  12. ^ Tattum, Colin (31 December 2009). Colin Tattum picks his Birmingham City team of the decade. Birmingham Post. Retrieved 18 July 2010.
  13. ^ Sav Honoured With Top Award. Birmingham City F.C. 9 May 2003. Retrieved 17 July 2010.
  14. ^ Ellis, Ralph (28 September 2003). Football: Bruce's boys mean business. Sunday Mirror (reprint hosted at NewsBank). Retrieved 14 May 2012.
  15. ^
  16. ^ George, Bill (4 September 1999). Breen and Cunningham look like becoming durable duo. Irish Examiner. Retrieved 15 May 2012.
  17. ^ Jawad, Hyder (1 March 2003). Football: Blues building for long-term Premiership future . Birmingham Post (reprint hosted at NewsBank). Retrieved 15 May 2012.
  18. ^ McLaughlan, Lee (2 November 2003). Football: Cunningham's Top Man For Veteran Irwin. Sunday Mercury (Birmingham) (reprint hosted at NewsBank). Retrieved 14 May 2012.
  19. ^ Clarkson, Ian (11 May 2006). The real failings at Blues. Birmingham Post. 11 May 2006. Retrieved 18 July 2010.
  20. ^ True Bluenoses stand right behind Cunningham and his criticisms (reprint). Birmingham Post (reprint hosted at The Free Library). 12 May 2006. Retrieved 18 July 2010.
  21. ^ Dick, Brian (12 May 2006). Incensed Blues hit back (reprint). Birmingham Post. (reprint hosted at The Free Library). Retrieved 18 July 2010.
  22. ^ Hill, Graham (14 May 2006). Football: You Are A Wimp And A Coward (reprint). Sunday Mercury (Birmingham) (reprint hosted at The Free Library). Retrieved 18 July 2010.
  23. ^ Cunningham signs Sunderland deal. BBC Sport. 19 July 2006. Retrieved 15 May 2012.
  24. ^ Mellor, Jason (23 October 2006). Keane needs a captain. The Telegraph. Retrieved 15 May 2012.
  25. ^ Keane lets Cunningham & Miller go. BBC Sport. 18 May 2007. Retrieved 15 May 2012.
  26. ^ Alexander, Nick (21 September 2007). What a difference a year makes!. Sunderland A.F.C. Archived from the original on 9 June 2009.
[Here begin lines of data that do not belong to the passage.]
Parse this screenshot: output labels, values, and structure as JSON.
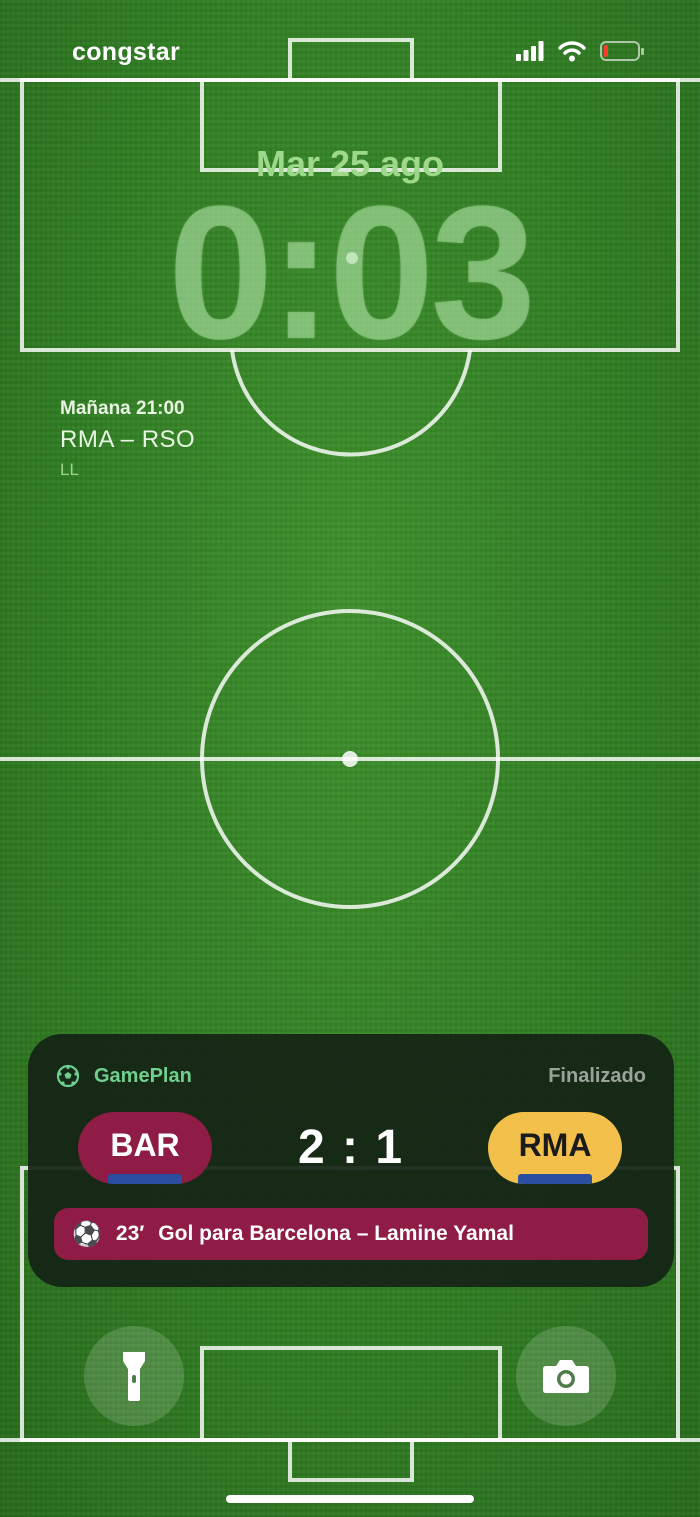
{
  "status_bar": {
    "carrier": "congstar",
    "signal_icon": "cellular-signal-icon",
    "wifi_icon": "wifi-icon",
    "battery_icon": "battery-low-icon",
    "battery_level": 0.12,
    "battery_color": "#ff3b30"
  },
  "lock_screen": {
    "date": "Mar 25 ago",
    "time": "0:03",
    "wallpaper": "soccer-pitch"
  },
  "widget_next_game": {
    "when": "Mañana 21:00",
    "match": "RMA – RSO",
    "league": "LL"
  },
  "live_activity": {
    "app_icon": "soccer-ball-icon",
    "app_name": "GamePlan",
    "status": "Finalizado",
    "home_team": {
      "abbr": "BAR",
      "color": "#8e1c45"
    },
    "away_team": {
      "abbr": "RMA",
      "color": "#f3c04b"
    },
    "score": "2 : 1",
    "event": {
      "icon": "soccer-ball-icon",
      "minute": "23′",
      "text": "Gol para Barcelona – Lamine Yamal"
    }
  },
  "quick_actions": {
    "flashlight_icon": "flashlight-icon",
    "camera_icon": "camera-icon"
  }
}
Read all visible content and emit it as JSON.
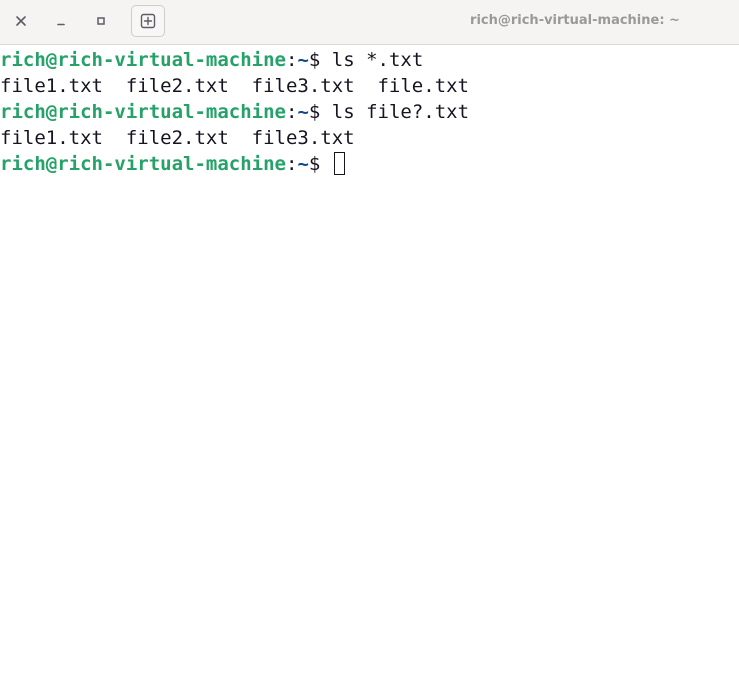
{
  "window": {
    "title": "rich@rich-virtual-machine: ~"
  },
  "terminal": {
    "prompt_user": "rich@rich-virtual-machine",
    "prompt_colon": ":",
    "prompt_path": "~",
    "prompt_dollar": "$ ",
    "lines": [
      {
        "type": "prompt",
        "command": "ls *.txt"
      },
      {
        "type": "output",
        "text": "file1.txt  file2.txt  file3.txt  file.txt"
      },
      {
        "type": "prompt",
        "command": "ls file?.txt"
      },
      {
        "type": "output",
        "text": "file1.txt  file2.txt  file3.txt"
      },
      {
        "type": "prompt",
        "command": ""
      }
    ]
  },
  "icons": {
    "close": "close-icon",
    "minimize": "minimize-icon",
    "maximize": "maximize-icon",
    "new_tab": "new-tab-icon"
  },
  "colors": {
    "prompt_user": "#26a269",
    "prompt_path": "#12488b",
    "text": "#171421",
    "titlebar": "#f5f4f3"
  }
}
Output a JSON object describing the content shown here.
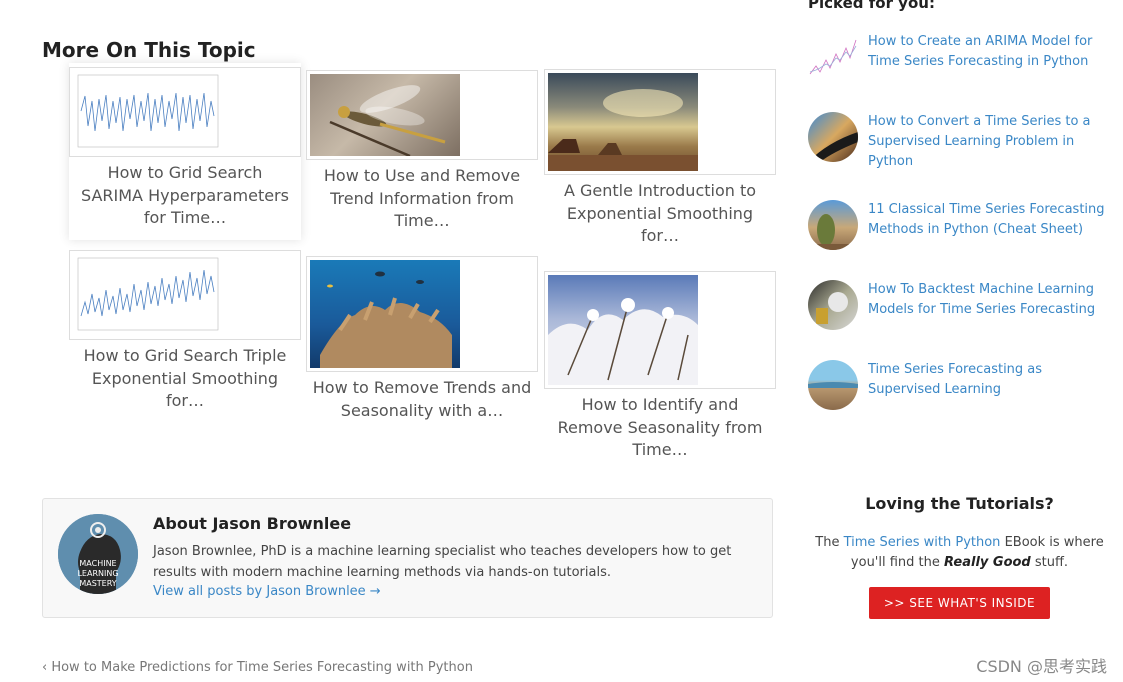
{
  "main": {
    "section_title": "More On This Topic",
    "related_posts": [
      {
        "title": "How to Grid Search SARIMA Hyperparameters for Time…",
        "image_icon": "line-chart-thumb-icon"
      },
      {
        "title": "How to Use and Remove Trend Information from Time…",
        "image_icon": "dragonfly-photo-icon"
      },
      {
        "title": "A Gentle Introduction to Exponential Smoothing for…",
        "image_icon": "desert-sky-photo-icon"
      },
      {
        "title": "How to Grid Search Triple Exponential Smoothing for…",
        "image_icon": "line-chart-thumb-icon"
      },
      {
        "title": "How to Remove Trends and Seasonality with a…",
        "image_icon": "coral-reef-photo-icon"
      },
      {
        "title": "How to Identify and Remove Seasonality from Time…",
        "image_icon": "snowy-branches-photo-icon"
      }
    ],
    "author": {
      "heading": "About Jason Brownlee",
      "bio": "Jason Brownlee, PhD is a machine learning specialist who teaches developers how to get results with modern machine learning methods via hands-on tutorials.",
      "link": "View all posts by Jason Brownlee →",
      "avatar_text": [
        "MACHINE",
        "LEARNING",
        "MASTERY"
      ]
    },
    "prev_post": "‹ How to Make Predictions for Time Series Forecasting with Python"
  },
  "sidebar": {
    "picked_title": "Picked for you:",
    "picked_items": [
      {
        "title": "How to Create an ARIMA Model for Time Series Forecasting in Python"
      },
      {
        "title": "How to Convert a Time Series to a Supervised Learning Problem in Python"
      },
      {
        "title": "11 Classical Time Series Forecasting Methods in Python (Cheat Sheet)"
      },
      {
        "title": "How To Backtest Machine Learning Models for Time Series Forecasting"
      },
      {
        "title": "Time Series Forecasting as Supervised Learning"
      }
    ],
    "promo": {
      "title": "Loving the Tutorials?",
      "text_before": "The ",
      "link": "Time Series with Python",
      "text_middle": " EBook is where you'll find the ",
      "emphasis": "Really Good",
      "text_after": " stuff.",
      "button": ">> SEE WHAT'S INSIDE"
    }
  },
  "watermark": "CSDN @思考实践",
  "colors": {
    "link": "#3a87c6",
    "button": "#dd2222"
  }
}
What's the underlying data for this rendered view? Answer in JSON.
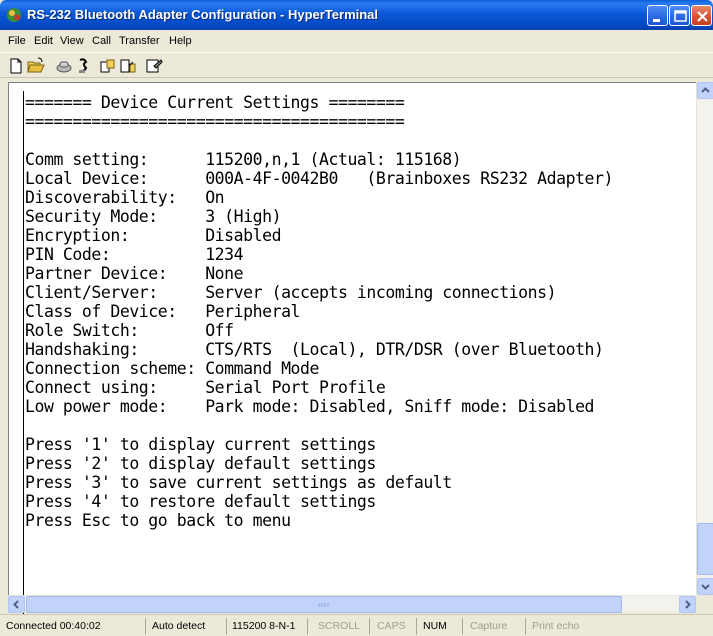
{
  "window": {
    "title": "RS-232 Bluetooth Adapter Configuration - HyperTerminal",
    "title_color": "#0b58d6"
  },
  "menu": {
    "items": [
      "File",
      "Edit",
      "View",
      "Call",
      "Transfer",
      "Help"
    ]
  },
  "toolbar": {
    "icons": [
      "new-icon",
      "open-icon",
      "connect-icon",
      "disconnect-icon",
      "send-icon",
      "receive-icon",
      "properties-icon"
    ]
  },
  "terminal": {
    "lines": [
      "======= Device Current Settings ========",
      "========================================",
      "",
      "Comm setting:      115200,n,1 (Actual: 115168)",
      "Local Device:      000A-4F-0042B0   (Brainboxes RS232 Adapter)",
      "Discoverability:   On",
      "Security Mode:     3 (High)",
      "Encryption:        Disabled",
      "PIN Code:          1234",
      "Partner Device:    None",
      "Client/Server:     Server (accepts incoming connections)",
      "Class of Device:   Peripheral",
      "Role Switch:       Off",
      "Handshaking:       CTS/RTS  (Local), DTR/DSR (over Bluetooth)",
      "Connection scheme: Command Mode",
      "Connect using:     Serial Port Profile",
      "Low power mode:    Park mode: Disabled, Sniff mode: Disabled",
      "",
      "Press '1' to display current settings",
      "Press '2' to display default settings",
      "Press '3' to save current settings as default",
      "Press '4' to restore default settings",
      "Press Esc to go back to menu"
    ]
  },
  "status": {
    "connected": "Connected 00:40:02",
    "detect": "Auto detect",
    "settings": "115200 8-N-1",
    "scroll": "SCROLL",
    "caps": "CAPS",
    "num": "NUM",
    "capture": "Capture",
    "print_echo": "Print echo"
  }
}
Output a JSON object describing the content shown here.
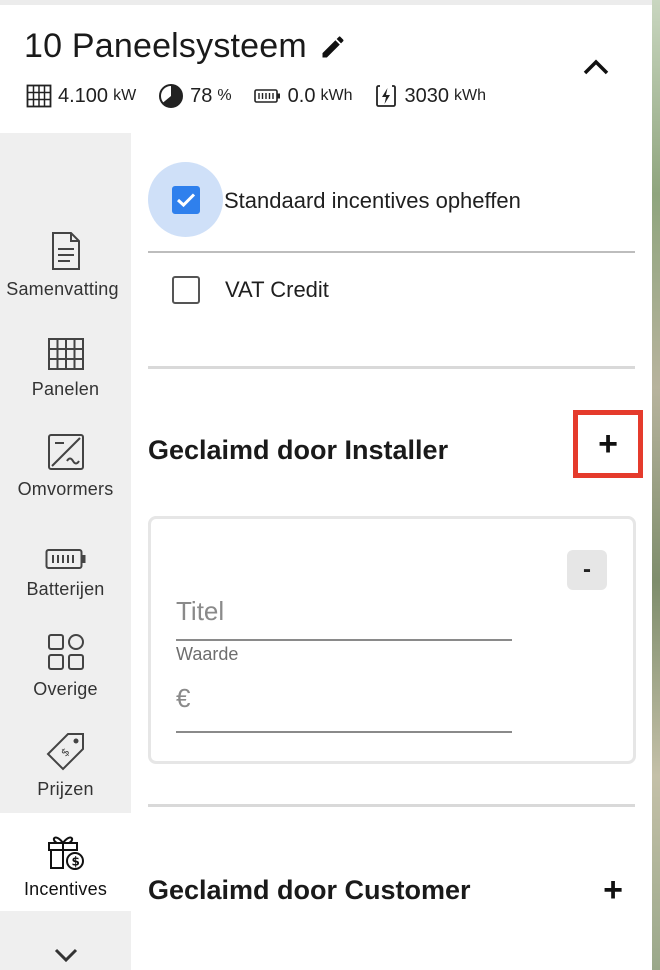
{
  "header": {
    "title": "10 Paneelsysteem",
    "stats": [
      {
        "icon": "panel-grid-icon",
        "value": "4.100",
        "unit": "kW"
      },
      {
        "icon": "percentage-pie-icon",
        "value": "78",
        "unit": "%"
      },
      {
        "icon": "battery-icon",
        "value": "0.0",
        "unit": "kWh"
      },
      {
        "icon": "energy-bolt-icon",
        "value": "3030",
        "unit": "kWh"
      }
    ]
  },
  "sidebar": {
    "items": [
      {
        "label": "Samenvatting",
        "icon": "document-icon",
        "active": false
      },
      {
        "label": "Panelen",
        "icon": "panel-grid-icon",
        "active": false
      },
      {
        "label": "Omvormers",
        "icon": "inverter-icon",
        "active": false
      },
      {
        "label": "Batterijen",
        "icon": "battery-icon",
        "active": false
      },
      {
        "label": "Overige",
        "icon": "widgets-icon",
        "active": false
      },
      {
        "label": "Prijzen",
        "icon": "price-tag-icon",
        "active": false
      },
      {
        "label": "Incentives",
        "icon": "gift-dollar-icon",
        "active": true
      }
    ]
  },
  "main": {
    "override_label": "Standaard incentives opheffen",
    "override_checked": true,
    "vat_label": "VAT Credit",
    "vat_checked": false,
    "installer_section": {
      "title": "Geclaimd door Installer",
      "add_label": "+",
      "card": {
        "remove_label": "-",
        "title_placeholder": "Titel",
        "value_caption": "Waarde",
        "value_placeholder": "€"
      }
    },
    "customer_section": {
      "title": "Geclaimd door Customer",
      "add_label": "+"
    }
  },
  "colors": {
    "accent": "#2f80ed",
    "ripple": "#cfe0f8",
    "highlight_border": "#e53b2c",
    "sidebar_bg": "#efefef"
  }
}
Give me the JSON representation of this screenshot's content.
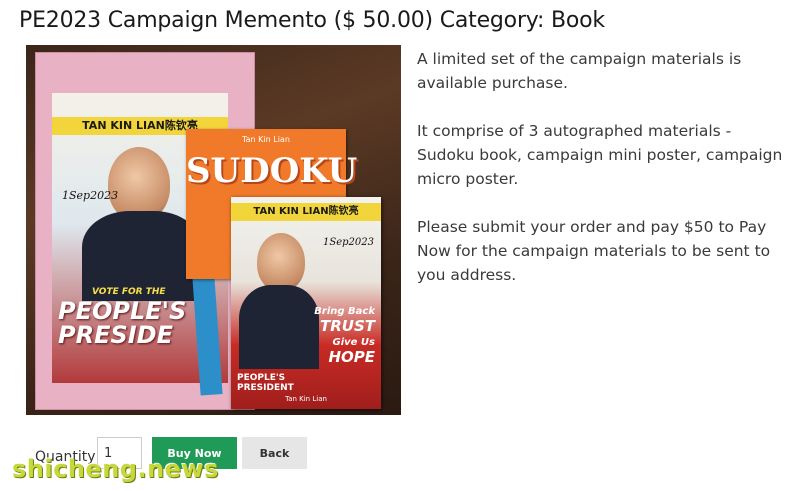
{
  "product": {
    "title": "PE2023 Campaign Memento ($ 50.00)  Category: Book",
    "image_text": {
      "envelope_header": "TAN KIN LIAN陈钦亮",
      "envelope_sign": "1Sep2023",
      "vote_line": "VOTE FOR THE",
      "big_slogan": "PEOPLE'S PRESIDE",
      "sudoku_author": "Tan Kin Lian",
      "sudoku_title": "SUDOKU",
      "small_header": "TAN KIN LIAN陈钦亮",
      "small_sign": "1Sep2023",
      "trust_line_1": "Bring Back",
      "trust_line_2": "TRUST",
      "trust_line_3": "Give Us",
      "trust_line_4": "HOPE",
      "small_slogan": "PEOPLE'S PRESIDENT",
      "small_footer": "Tan Kin Lian"
    },
    "description": [
      "A limited set of the campaign materials is available purchase.",
      "It comprise of 3 autographed materials - Sudoku book, campaign mini poster, campaign micro poster.",
      "Please submit your order and pay $50 to Pay Now for the campaign materials to be sent to you address."
    ]
  },
  "order": {
    "quantity_label": "Quantity",
    "quantity_value": "1",
    "buy_label": "Buy Now",
    "back_label": "Back"
  },
  "watermark": "shicheng.news"
}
  27. ^ Connolly and Cunningham return. RTÉ. 23 March 2001. Archived from the original on 5 June 2011.
  28. ^ Cunningham is new Republic skipper. BBC Sport. 4 September 2002. Retrieved 15 May 2012.
  29. ^ Kerr sees bright future, Kenny quits. RTÉ. 13 October 2005. Retrieved 15 May 2012.
  30. ^ Cunningham wary on eligibility change. RTÉ. 8 June 2009. Retrieved 15 May 2012
  31. ^ Hicks, Danielle (15 June 2010). Rob Foster wishes Nuneaton the best. Coventry Telegraph. Retrieved 15 May 2012.
  32. ^ Kenny Cunningham appointed Airtricity League XI assistant manager for Dublin Super Cup. Airtricity League. 5 July 2011. Retrieved 15 May 2012.
  33. ^ "Move over Dunphy… RTÉ adds new faces to World Cup coverage". The Score. 6 June 2014. Retrieved 6 June 2014. 
  34. ^ "RTÉ Sport unveils Euro 2016 coverage". RTE Sport. 2 June 2016. Retrieved 31 May 2016. 

External links[edit]

Sporting positions
Preceded by
Steve Staunton
Republic of Ireland Captain
Succeeded by
Robbie Keane